The Beast is a character who appears in Walt Disney Animation Studios’ 30th animated feature film Beauty and the Beast (1991). He also appears in the film’s two direct-to-video followups Beauty and the Beast: The Enchanted Christmas and Belle’s Magical World. Based on the hero of the French fairy tale by Jeanne-Marie Leprince de Beaumont, the Beast was created by screenwriter Linda Woolverton and animated by Glen Keane.
A pampered prince transformed into a hideous beast as punishment for his cold-hearted and selfish ways, the Beast must, in order to return to his former self, earn the love of a beautiful young woman named Belle who he imprisons in his castle. All this must be done before the last petal falls from the enchanted rose on his twenty-first birthday.

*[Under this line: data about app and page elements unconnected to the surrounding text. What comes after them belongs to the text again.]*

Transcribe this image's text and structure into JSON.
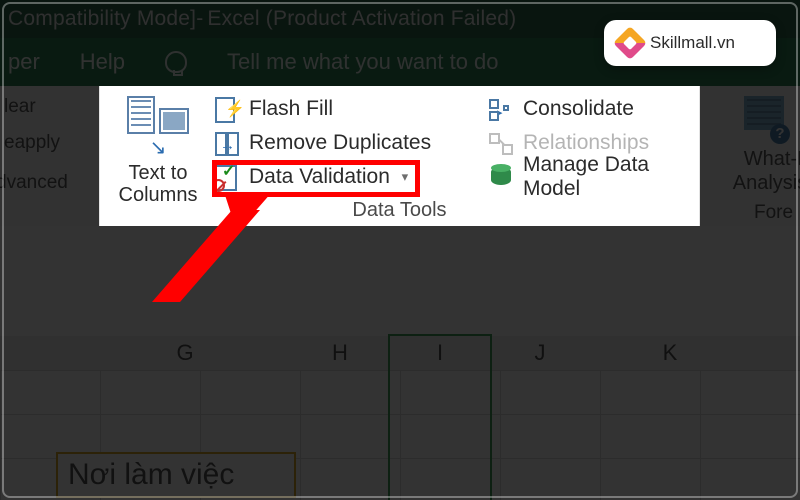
{
  "titlebar": {
    "mode": "Compatibility Mode]",
    "separator": "  -  ",
    "app": "Excel (Product Activation Failed)"
  },
  "tabstrip": {
    "tab_left": "per",
    "tab_help": "Help",
    "tell_me": "Tell me what you want to do"
  },
  "ribbon": {
    "sort_filter": {
      "clear": "lear",
      "reapply": "eapply",
      "advanced": "dvanced"
    },
    "data_tools": {
      "text_to_columns_line1": "Text to",
      "text_to_columns_line2": "Columns",
      "flash_fill": "Flash Fill",
      "remove_duplicates": "Remove Duplicates",
      "data_validation": "Data Validation",
      "consolidate": "Consolidate",
      "relationships": "Relationships",
      "manage_data_model": "Manage Data Model",
      "group_label": "Data Tools"
    },
    "forecast": {
      "line1": "What-If",
      "line2": "Analysis",
      "group_label": "Fore"
    }
  },
  "sheet": {
    "columns": {
      "g": "G",
      "h": "H",
      "i": "I",
      "j": "J",
      "k": "K"
    },
    "cell_text": "Nơi làm việc"
  },
  "brand": {
    "text": "Skillmall.vn"
  }
}
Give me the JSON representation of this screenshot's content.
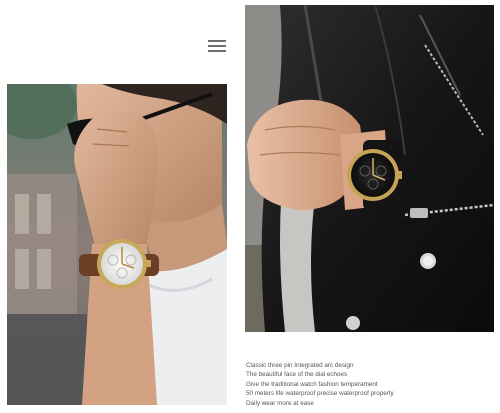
{
  "header": {
    "menu_icon": "hamburger-menu-icon"
  },
  "images": {
    "left": {
      "subject": "man in sunglasses and white t-shirt wearing a gold watch with white dial"
    },
    "right": {
      "subject": "wrist in black leather jacket wearing a gold watch with black dial"
    }
  },
  "caption": {
    "lines": [
      "Classic three pin Integrated arc design",
      "The beautiful face of the dial echoes",
      "Give the traditional watch fashion temperament",
      "50 meters life waterproof precise waterproof property",
      "Daily wear more at ease"
    ]
  },
  "colors": {
    "text": "#555555",
    "icon": "#6f6f6f",
    "background": "#ffffff"
  }
}
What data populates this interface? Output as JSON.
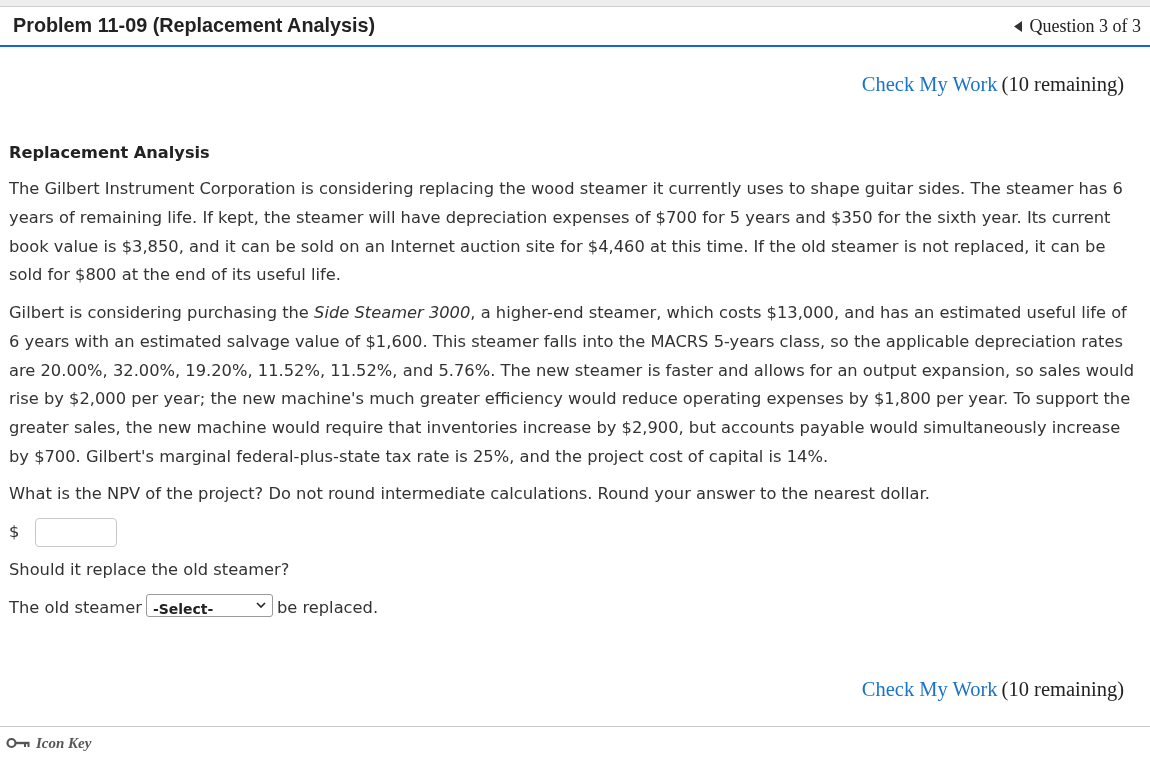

In all film and animated appearances, the Beast is voiced by American actor Robby Benson. In 1994, the film was adapted into a Broadway musical, with the role being originated by American actor Terrance Mann. Dan Stevens will play a live-action version of the character in an upcoming film.
In the original tale, the Beast is seen to be kind-hearted for the most part, and gentleman-like, with only an occasional tendency to be hot-tempered. In Disney’s variant of the tale, the Beast originally appeared to be constantly angry and depressed. As opposed to his original counterpart, the creators gave him a more primal nature to his personality, which truly exploited his character as an untamed animal. To reflect his early personality, the Beast is seen shirt-less, with ragged, dark gray breeches, and a ragged reddish-colored cape with a golden colored circular-shaped clasp. Despite the actual color of his cape being a dark reddish color, the Beast’s cape is more often referenced to be purple (and in most of the Beast’s subsequent appearances after the film, such as Beauty and the Beast: The Enchanted Christmas or the Kingdom Hearts games, his cape is colored purple). The reason for this change in color is unknown, although the most likely reason is that the color purple is often associated with royalty. After the Beast saves Belle from a pack of wolves, his dress-style changes, reflecting a more refined personality. His dress style becomes more disciplined, and the most referenced form of dress is his ballroom outfit, which consisted of a golden vest over a white dress shirt with a white kerchief, black dress pants trimmed with gold, and a navy blue ballroom tail coat trimmed with gold, worn during the film’s ballroom dance sequence. Upon his reform under his love interest Belle, his personality changes to refined, but naive about the world at the same time.
Supervising animator Glen Keane describes The Beast as “a twenty-one-year-old guy who’s insecure, wants to be loved, wants to love, but has this ugly exterior and has to overcome this.” The Beast is not of any one species of animal, but a chimera (a mixture of several animals), who would probably be classified as a carnivore overall. He has the head structure and horns of a buffalo, the arms and body of a bear, the eyebrows of a gorilla, the jaws, teeth, and mane of a lion, the tusks of a wild boar and the legs and tail of a wolf. He also bears resemblance to mythical monsters like the Minotaur or a werewolf. In the original versions, he was described more like a cross between a lion and a mythical animal. He also has blue eyes, the one physical feature that does not change whether he is a beast or a human.
So there you have it! Who do you think would be the better beast? The Beast from Disney’s Beauty and The Beast, or The Beast From Marvel’s X-Men? Vote now! Your opinion matters!
Next Podcast Unlimited Poll: Better battle suit – the Amplified Mobility Platform (Avatar) vs. the Exoskeleton suit (Edge Of Tomorrow).